:: Material for this exercise ::
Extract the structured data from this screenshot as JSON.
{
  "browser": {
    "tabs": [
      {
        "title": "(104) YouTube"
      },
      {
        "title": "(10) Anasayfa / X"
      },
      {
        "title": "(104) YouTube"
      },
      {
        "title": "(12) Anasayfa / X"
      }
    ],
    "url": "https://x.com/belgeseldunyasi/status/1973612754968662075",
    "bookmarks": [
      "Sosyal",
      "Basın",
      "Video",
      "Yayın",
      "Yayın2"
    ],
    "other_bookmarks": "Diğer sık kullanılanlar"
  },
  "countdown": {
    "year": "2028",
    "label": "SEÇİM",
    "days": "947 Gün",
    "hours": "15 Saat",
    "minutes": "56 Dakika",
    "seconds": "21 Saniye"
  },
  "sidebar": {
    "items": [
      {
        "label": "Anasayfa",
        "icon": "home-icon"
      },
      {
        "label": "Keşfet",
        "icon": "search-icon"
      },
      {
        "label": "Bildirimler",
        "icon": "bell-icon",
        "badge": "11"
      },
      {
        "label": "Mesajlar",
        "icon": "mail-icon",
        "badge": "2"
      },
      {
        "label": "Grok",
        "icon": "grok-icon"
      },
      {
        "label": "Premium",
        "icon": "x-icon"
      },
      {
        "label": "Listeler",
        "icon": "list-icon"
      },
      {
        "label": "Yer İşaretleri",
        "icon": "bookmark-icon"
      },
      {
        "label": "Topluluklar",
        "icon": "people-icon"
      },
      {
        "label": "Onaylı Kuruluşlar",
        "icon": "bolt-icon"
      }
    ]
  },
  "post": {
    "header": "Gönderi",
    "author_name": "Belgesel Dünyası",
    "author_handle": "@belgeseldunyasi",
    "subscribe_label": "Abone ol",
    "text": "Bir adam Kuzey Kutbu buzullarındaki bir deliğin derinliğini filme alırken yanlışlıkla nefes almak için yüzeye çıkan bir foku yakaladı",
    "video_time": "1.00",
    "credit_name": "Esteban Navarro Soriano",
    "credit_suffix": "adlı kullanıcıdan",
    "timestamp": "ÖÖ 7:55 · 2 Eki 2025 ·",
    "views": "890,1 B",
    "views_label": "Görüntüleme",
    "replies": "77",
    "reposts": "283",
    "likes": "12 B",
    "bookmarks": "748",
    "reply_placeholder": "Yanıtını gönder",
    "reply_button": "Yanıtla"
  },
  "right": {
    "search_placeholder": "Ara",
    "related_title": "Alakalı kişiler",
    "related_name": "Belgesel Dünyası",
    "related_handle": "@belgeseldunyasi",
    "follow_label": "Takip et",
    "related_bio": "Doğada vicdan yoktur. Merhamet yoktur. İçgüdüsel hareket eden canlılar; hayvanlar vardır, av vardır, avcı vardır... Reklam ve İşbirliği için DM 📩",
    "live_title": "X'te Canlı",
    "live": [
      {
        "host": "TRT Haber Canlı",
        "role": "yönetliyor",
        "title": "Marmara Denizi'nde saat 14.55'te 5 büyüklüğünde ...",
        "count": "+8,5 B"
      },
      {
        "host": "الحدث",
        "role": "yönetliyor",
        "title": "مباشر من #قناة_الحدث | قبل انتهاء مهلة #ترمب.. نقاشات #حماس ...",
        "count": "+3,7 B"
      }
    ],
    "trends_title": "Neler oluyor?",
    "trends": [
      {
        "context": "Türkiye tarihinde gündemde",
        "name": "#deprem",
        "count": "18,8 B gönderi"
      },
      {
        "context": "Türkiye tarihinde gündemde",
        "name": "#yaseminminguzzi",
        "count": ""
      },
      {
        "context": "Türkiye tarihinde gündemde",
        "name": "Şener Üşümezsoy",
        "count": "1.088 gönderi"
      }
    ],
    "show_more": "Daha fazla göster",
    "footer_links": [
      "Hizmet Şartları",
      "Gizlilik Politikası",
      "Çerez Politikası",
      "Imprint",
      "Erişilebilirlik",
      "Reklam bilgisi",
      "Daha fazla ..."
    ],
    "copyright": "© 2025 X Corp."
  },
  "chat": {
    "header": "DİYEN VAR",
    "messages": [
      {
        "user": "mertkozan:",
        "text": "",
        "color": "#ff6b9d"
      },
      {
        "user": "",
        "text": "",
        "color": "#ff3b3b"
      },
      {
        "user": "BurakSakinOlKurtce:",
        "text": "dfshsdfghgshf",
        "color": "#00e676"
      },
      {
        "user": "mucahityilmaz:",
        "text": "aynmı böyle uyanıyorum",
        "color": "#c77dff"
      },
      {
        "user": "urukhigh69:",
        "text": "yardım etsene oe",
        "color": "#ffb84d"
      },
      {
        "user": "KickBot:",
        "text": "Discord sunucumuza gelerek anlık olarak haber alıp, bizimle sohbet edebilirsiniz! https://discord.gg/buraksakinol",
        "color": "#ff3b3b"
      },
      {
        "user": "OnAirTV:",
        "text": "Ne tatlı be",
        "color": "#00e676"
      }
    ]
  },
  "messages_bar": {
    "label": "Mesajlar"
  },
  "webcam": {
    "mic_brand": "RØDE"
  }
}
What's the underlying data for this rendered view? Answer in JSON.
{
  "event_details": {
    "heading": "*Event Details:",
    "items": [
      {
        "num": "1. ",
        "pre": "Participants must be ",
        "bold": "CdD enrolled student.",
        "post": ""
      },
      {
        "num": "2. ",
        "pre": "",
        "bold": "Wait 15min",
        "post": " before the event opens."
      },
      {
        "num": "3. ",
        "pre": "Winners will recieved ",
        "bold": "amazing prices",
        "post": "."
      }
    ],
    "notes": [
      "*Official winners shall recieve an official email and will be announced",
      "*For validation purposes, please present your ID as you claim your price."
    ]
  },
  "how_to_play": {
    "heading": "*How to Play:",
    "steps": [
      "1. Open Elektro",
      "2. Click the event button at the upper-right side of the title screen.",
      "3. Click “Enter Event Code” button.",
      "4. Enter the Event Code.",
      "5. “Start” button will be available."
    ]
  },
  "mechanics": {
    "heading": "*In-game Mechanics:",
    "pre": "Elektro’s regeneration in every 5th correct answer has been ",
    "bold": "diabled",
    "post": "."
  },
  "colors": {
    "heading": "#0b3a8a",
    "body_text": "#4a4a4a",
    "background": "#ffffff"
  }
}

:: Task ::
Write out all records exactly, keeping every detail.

:: Result ::
Extract the structured data from this screenshot as JSON.
{
  "browser": {
    "tabs": [
      {
        "title": "(104) YouTube"
      },
      {
        "title": "(10) Anasayfa / X"
      },
      {
        "title": "(104) YouTube"
      },
      {
        "title": "(12) Anasayfa / X"
      }
    ],
    "url": "https://x.com/belgeseldunyasi/status/1973612754968662075",
    "bookmarks": [
      "Sosyal",
      "Basın",
      "Video",
      "Yayın",
      "Yayın2"
    ],
    "other_bookmarks": "Diğer sık kullanılanlar"
  },
  "countdown": {
    "year": "2028",
    "label": "SEÇİM",
    "days": "947 Gün",
    "hours": "15 Saat",
    "minutes": "56 Dakika",
    "seconds": "21 Saniye"
  },
  "sidebar": {
    "items": [
      {
        "label": "Anasayfa",
        "icon": "home-icon"
      },
      {
        "label": "Keşfet",
        "icon": "search-icon"
      },
      {
        "label": "Bildirimler",
        "icon": "bell-icon",
        "badge": "11"
      },
      {
        "label": "Mesajlar",
        "icon": "mail-icon",
        "badge": "2"
      },
      {
        "label": "Grok",
        "icon": "grok-icon"
      },
      {
        "label": "Premium",
        "icon": "x-icon"
      },
      {
        "label": "Listeler",
        "icon": "list-icon"
      },
      {
        "label": "Yer İşaretleri",
        "icon": "bookmark-icon"
      },
      {
        "label": "Topluluklar",
        "icon": "people-icon"
      },
      {
        "label": "Onaylı Kuruluşlar",
        "icon": "bolt-icon"
      }
    ]
  },
  "post": {
    "header": "Gönderi",
    "author_name": "Belgesel Dünyası",
    "author_handle": "@belgeseldunyasi",
    "subscribe_label": "Abone ol",
    "text": "Bir adam Kuzey Kutbu buzullarındaki bir deliğin derinliğini filme alırken yanlışlıkla nefes almak için yüzeye çıkan bir foku yakaladı",
    "video_time": "1.00",
    "credit_name": "Esteban Navarro Soriano",
    "credit_suffix": "adlı kullanıcıdan",
    "timestamp": "ÖÖ 7:55 · 2 Eki 2025 ·",
    "views": "890,1 B",
    "views_label": "Görüntüleme",
    "replies": "77",
    "reposts": "283",
    "likes": "12 B",
    "bookmarks": "748",
    "reply_placeholder": "Yanıtını gönder",
    "reply_button": "Yanıtla"
  },
  "right": {
    "search_placeholder": "Ara",
    "related_title": "Alakalı kişiler",
    "related_name": "Belgesel Dünyası",
    "related_handle": "@belgeseldunyasi",
    "follow_label": "Takip et",
    "related_bio": "Doğada vicdan yoktur. Merhamet yoktur. İçgüdüsel hareket eden canlılar; hayvanlar vardır, av vardır, avcı vardır... Reklam ve İşbirliği için DM 📩",
    "live_title": "X'te Canlı",
    "live": [
      {
        "host": "TRT Haber Canlı",
        "role": "yönetliyor",
        "title": "Marmara Denizi'nde saat 14.55'te 5 büyüklüğünde ...",
        "count": "+8,5 B"
      },
      {
        "host": "الحدث",
        "role": "yönetliyor",
        "title": "مباشر من #قناة_الحدث | قبل انتهاء مهلة #ترمب.. نقاشات #حماس ...",
        "count": "+3,7 B"
      }
    ],
    "trends_title": "Neler oluyor?",
    "trends": [
      {
        "context": "Türkiye tarihinde gündemde",
        "name": "#deprem",
        "count": "18,8 B gönderi"
      },
      {
        "context": "Türkiye tarihinde gündemde",
        "name": "#yaseminminguzzi",
        "count": ""
      },
      {
        "context": "Türkiye tarihinde gündemde",
        "name": "Şener Üşümezsoy",
        "count": "1.088 gönderi"
      }
    ],
    "show_more": "Daha fazla göster",
    "footer_links": [
      "Hizmet Şartları",
      "Gizlilik Politikası",
      "Çerez Politikası",
      "Imprint",
      "Erişilebilirlik",
      "Reklam bilgisi",
      "Daha fazla ..."
    ],
    "copyright": "© 2025 X Corp."
  },
  "chat": {
    "header": "DİYEN VAR",
    "messages": [
      {
        "user": "mertkozan:",
        "text": "",
        "color": "#ff6b9d"
      },
      {
        "user": "",
        "text": "",
        "color": "#ff3b3b"
      },
      {
        "user": "BurakSakinOlKurtce:",
        "text": "dfshsdfghgshf",
        "color": "#00e676"
      },
      {
        "user": "mucahityilmaz:",
        "text": "aynmı böyle uyanıyorum",
        "color": "#c77dff"
      },
      {
        "user": "urukhigh69:",
        "text": "yardım etsene oe",
        "color": "#ffb84d"
      },
      {
        "user": "KickBot:",
        "text": "Discord sunucumuza gelerek anlık olarak haber alıp, bizimle sohbet edebilirsiniz! https://discord.gg/buraksakinol",
        "color": "#ff3b3b"
      },
      {
        "user": "OnAirTV:",
        "text": "Ne tatlı be",
        "color": "#00e676"
      }
    ]
  },
  "messages_bar": {
    "label": "Mesajlar"
  },
  "webcam": {
    "mic_brand": "RØDE"
  }
}
What's the underlying data for this rendered view? Answer in JSON.
{
  "event_details": {
    "heading": "*Event Details:",
    "items": [
      {
        "num": "1. ",
        "pre": "Participants must be ",
        "bold": "CdD enrolled student.",
        "post": ""
      },
      {
        "num": "2. ",
        "pre": "",
        "bold": "Wait 15min",
        "post": " before the event opens."
      },
      {
        "num": "3. ",
        "pre": "Winners will recieved ",
        "bold": "amazing prices",
        "post": "."
      }
    ],
    "notes": [
      "*Official winners shall recieve an official email and will be announced",
      "*For validation purposes, please present your ID as you claim your price."
    ]
  },
  "how_to_play": {
    "heading": "*How to Play:",
    "steps": [
      "1. Open Elektro",
      "2. Click the event button at the upper-right side of the title screen.",
      "3. Click “Enter Event Code” button.",
      "4. Enter the Event Code.",
      "5. “Start” button will be available."
    ]
  },
  "mechanics": {
    "heading": "*In-game Mechanics:",
    "pre": "Elektro’s regeneration in every 5th correct answer has been ",
    "bold": "diabled",
    "post": "."
  },
  "colors": {
    "heading": "#0b3a8a",
    "body_text": "#4a4a4a",
    "background": "#ffffff"
  }
}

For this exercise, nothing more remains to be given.